• Problem
This exercise calls for a copy of every line in the listing below that carries the word "JSON".

• Data for this task
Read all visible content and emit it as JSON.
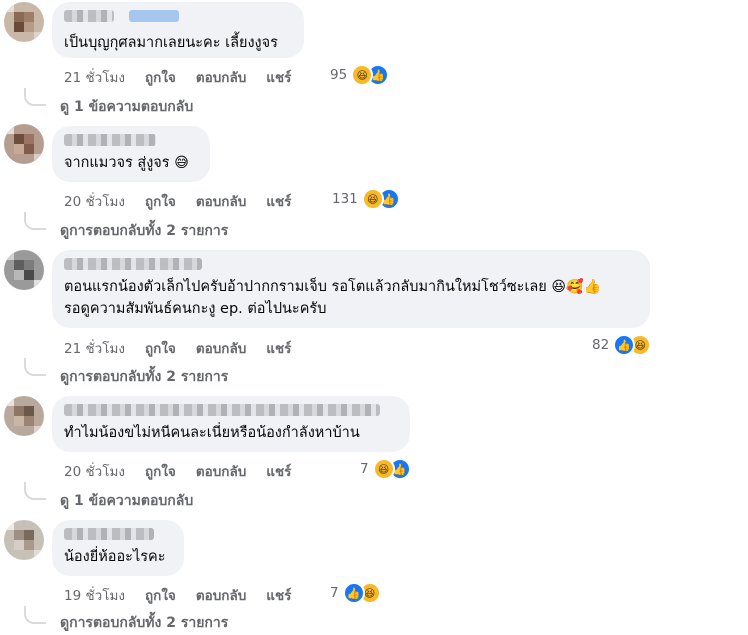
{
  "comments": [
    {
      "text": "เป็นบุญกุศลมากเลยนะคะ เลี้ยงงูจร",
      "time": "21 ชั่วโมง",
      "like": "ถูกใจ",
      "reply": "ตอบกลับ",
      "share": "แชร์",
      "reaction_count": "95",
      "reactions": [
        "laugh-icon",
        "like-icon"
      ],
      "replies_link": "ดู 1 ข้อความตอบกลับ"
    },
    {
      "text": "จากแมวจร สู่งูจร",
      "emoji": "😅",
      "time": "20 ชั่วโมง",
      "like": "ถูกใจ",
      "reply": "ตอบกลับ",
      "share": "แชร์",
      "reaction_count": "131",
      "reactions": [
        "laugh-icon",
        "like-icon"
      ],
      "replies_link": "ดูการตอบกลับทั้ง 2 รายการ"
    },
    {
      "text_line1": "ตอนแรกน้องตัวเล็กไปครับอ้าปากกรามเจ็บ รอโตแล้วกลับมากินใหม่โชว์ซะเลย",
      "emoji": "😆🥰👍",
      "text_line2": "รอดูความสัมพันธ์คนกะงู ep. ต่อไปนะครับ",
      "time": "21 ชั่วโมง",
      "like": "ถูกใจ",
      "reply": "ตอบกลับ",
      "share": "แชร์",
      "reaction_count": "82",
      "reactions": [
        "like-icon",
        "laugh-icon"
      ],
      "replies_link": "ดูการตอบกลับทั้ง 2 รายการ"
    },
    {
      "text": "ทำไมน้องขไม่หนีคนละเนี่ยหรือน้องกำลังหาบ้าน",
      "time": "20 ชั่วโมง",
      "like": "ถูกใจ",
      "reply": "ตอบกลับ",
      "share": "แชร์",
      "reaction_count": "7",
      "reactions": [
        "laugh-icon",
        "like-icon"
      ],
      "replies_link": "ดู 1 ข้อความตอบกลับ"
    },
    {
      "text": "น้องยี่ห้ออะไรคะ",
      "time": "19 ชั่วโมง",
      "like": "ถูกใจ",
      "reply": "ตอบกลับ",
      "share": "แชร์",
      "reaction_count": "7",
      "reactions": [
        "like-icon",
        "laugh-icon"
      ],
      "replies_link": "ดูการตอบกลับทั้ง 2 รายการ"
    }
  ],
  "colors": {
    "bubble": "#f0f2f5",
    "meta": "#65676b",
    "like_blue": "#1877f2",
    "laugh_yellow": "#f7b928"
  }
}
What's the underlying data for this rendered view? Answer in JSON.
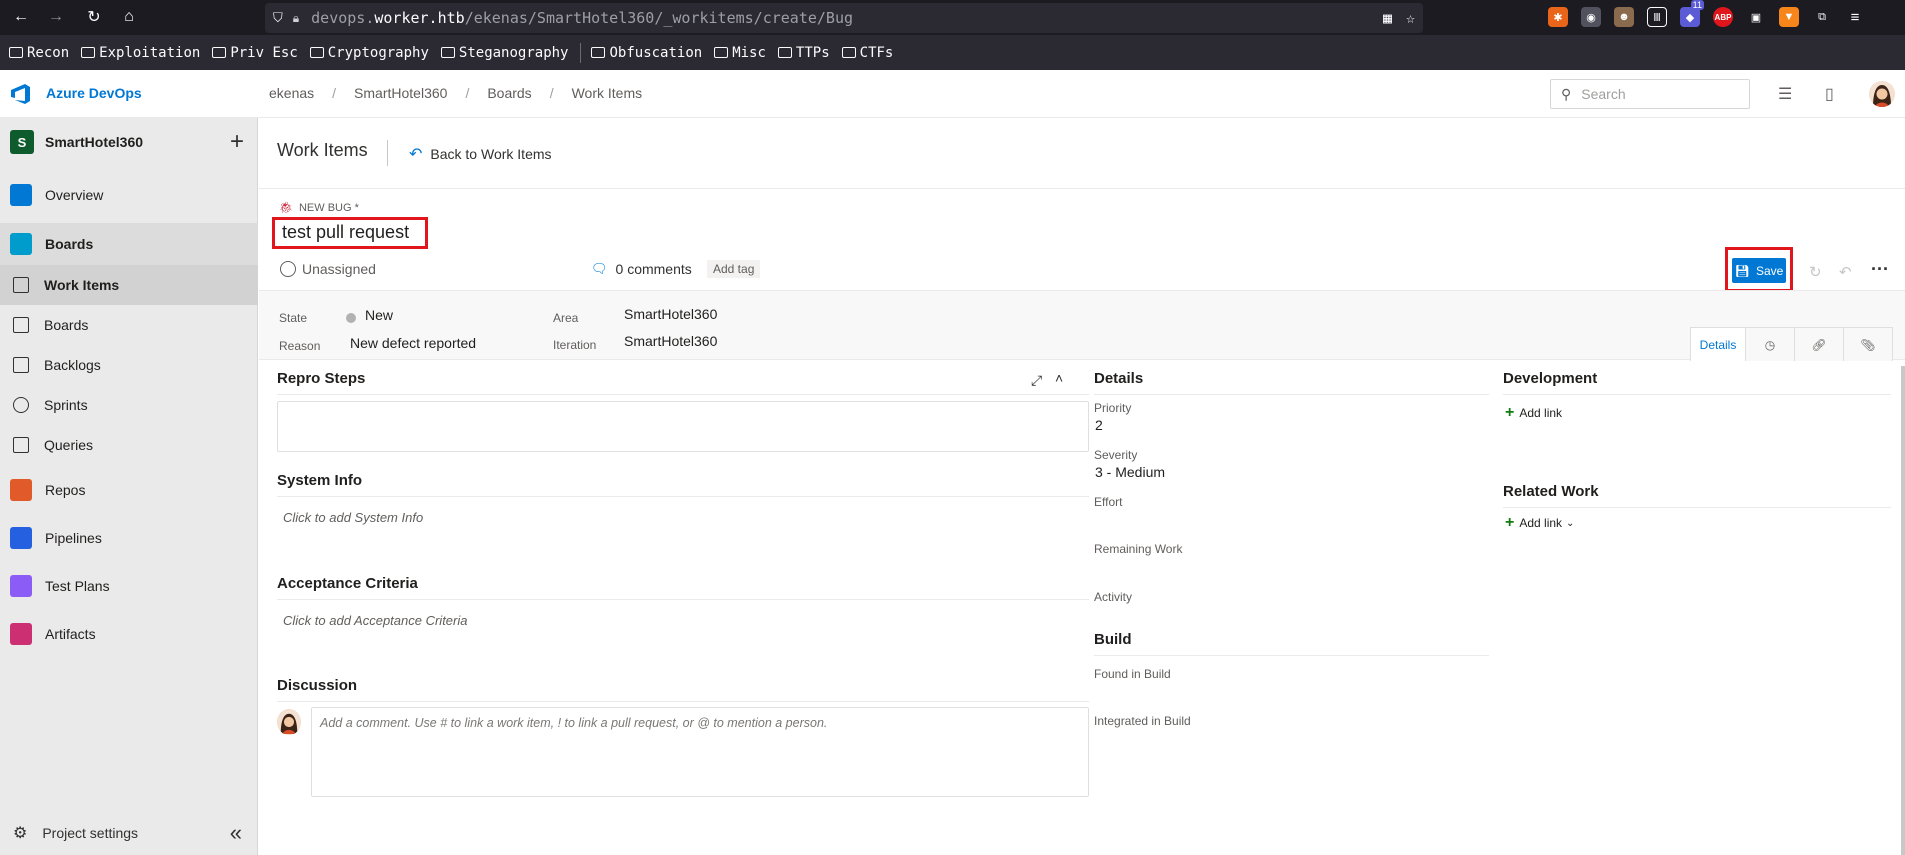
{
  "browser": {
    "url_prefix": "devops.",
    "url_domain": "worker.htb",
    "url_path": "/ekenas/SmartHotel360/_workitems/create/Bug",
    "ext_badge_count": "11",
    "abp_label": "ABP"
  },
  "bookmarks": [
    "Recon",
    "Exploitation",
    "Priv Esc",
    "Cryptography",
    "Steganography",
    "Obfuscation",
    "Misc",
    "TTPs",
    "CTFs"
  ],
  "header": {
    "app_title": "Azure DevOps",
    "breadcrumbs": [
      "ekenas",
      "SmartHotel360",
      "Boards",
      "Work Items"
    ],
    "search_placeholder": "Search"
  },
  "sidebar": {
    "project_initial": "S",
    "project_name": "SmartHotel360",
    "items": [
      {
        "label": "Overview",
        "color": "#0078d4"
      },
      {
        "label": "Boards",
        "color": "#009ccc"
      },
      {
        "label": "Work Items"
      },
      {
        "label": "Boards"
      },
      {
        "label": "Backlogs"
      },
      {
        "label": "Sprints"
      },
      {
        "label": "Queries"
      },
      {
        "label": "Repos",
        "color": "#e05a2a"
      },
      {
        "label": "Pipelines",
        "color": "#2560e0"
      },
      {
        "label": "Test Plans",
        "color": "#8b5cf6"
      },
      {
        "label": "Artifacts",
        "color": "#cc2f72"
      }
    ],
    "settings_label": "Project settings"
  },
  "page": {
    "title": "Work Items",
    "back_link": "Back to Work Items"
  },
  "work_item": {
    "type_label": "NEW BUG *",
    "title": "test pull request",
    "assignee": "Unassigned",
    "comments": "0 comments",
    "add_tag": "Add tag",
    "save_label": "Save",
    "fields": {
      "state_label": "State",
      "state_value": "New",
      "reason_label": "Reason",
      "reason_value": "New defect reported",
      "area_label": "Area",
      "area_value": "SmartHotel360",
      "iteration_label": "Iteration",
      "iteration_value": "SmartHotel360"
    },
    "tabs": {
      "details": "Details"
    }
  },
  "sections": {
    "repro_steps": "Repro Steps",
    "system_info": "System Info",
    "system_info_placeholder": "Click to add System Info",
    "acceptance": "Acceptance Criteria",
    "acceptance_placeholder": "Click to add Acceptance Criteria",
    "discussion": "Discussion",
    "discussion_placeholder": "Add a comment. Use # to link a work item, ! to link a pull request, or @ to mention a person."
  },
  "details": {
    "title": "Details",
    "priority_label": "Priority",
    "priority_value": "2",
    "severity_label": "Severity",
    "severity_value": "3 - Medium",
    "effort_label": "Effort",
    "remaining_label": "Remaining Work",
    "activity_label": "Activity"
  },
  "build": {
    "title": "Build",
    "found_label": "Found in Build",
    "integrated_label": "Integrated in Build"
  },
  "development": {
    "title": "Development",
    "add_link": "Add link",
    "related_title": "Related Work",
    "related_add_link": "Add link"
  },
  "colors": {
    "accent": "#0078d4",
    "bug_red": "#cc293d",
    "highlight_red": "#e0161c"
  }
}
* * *
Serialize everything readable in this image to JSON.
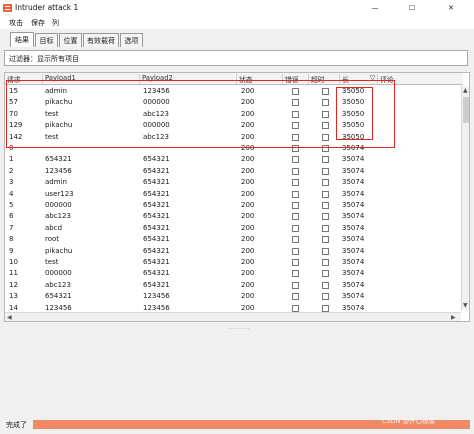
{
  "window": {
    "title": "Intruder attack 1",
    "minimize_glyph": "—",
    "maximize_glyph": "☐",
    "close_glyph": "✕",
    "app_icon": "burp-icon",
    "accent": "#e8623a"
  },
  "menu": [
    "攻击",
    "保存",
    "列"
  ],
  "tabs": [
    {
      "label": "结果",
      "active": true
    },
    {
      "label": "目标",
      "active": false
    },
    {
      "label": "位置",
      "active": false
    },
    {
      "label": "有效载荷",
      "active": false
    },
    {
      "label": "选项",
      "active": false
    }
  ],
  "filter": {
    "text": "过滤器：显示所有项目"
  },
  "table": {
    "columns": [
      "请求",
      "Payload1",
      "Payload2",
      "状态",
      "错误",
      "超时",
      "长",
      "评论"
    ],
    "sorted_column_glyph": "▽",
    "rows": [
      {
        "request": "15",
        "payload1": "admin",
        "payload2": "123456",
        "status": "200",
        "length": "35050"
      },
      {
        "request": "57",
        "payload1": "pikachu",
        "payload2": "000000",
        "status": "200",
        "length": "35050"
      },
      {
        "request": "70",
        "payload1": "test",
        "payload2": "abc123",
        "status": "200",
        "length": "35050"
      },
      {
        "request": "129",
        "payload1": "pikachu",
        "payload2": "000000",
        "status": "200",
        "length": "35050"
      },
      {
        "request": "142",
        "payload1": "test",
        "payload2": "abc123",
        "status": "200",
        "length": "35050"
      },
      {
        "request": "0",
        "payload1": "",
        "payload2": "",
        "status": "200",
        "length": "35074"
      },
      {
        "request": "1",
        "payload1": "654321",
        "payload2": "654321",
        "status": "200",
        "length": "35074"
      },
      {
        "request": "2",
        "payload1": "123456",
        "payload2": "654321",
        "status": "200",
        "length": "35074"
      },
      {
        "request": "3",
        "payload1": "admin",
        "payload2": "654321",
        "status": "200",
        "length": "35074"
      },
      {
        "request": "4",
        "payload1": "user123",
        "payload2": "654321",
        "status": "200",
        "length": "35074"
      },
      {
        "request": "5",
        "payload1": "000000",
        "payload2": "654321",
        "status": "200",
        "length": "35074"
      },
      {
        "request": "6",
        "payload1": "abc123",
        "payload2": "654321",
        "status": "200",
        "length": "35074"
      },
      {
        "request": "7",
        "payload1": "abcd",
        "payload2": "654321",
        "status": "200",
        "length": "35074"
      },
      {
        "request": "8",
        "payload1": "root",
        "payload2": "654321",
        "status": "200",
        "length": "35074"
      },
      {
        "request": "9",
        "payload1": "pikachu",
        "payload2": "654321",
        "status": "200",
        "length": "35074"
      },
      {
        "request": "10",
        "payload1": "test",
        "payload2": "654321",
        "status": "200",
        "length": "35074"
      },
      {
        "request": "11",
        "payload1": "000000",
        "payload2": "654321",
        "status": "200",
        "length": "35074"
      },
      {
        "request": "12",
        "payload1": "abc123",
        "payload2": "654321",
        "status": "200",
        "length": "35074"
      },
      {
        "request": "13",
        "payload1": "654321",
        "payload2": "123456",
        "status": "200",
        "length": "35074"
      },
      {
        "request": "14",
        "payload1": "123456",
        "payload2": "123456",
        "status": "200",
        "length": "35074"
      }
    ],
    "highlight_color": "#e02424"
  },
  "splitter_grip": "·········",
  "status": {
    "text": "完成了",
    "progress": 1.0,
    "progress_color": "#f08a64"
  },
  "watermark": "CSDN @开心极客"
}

• Written solution
Read all visible content and emit it as JSON.
What's the underlying data for this rendered view? Answer in JSON.
Serialize everything readable in this image to JSON.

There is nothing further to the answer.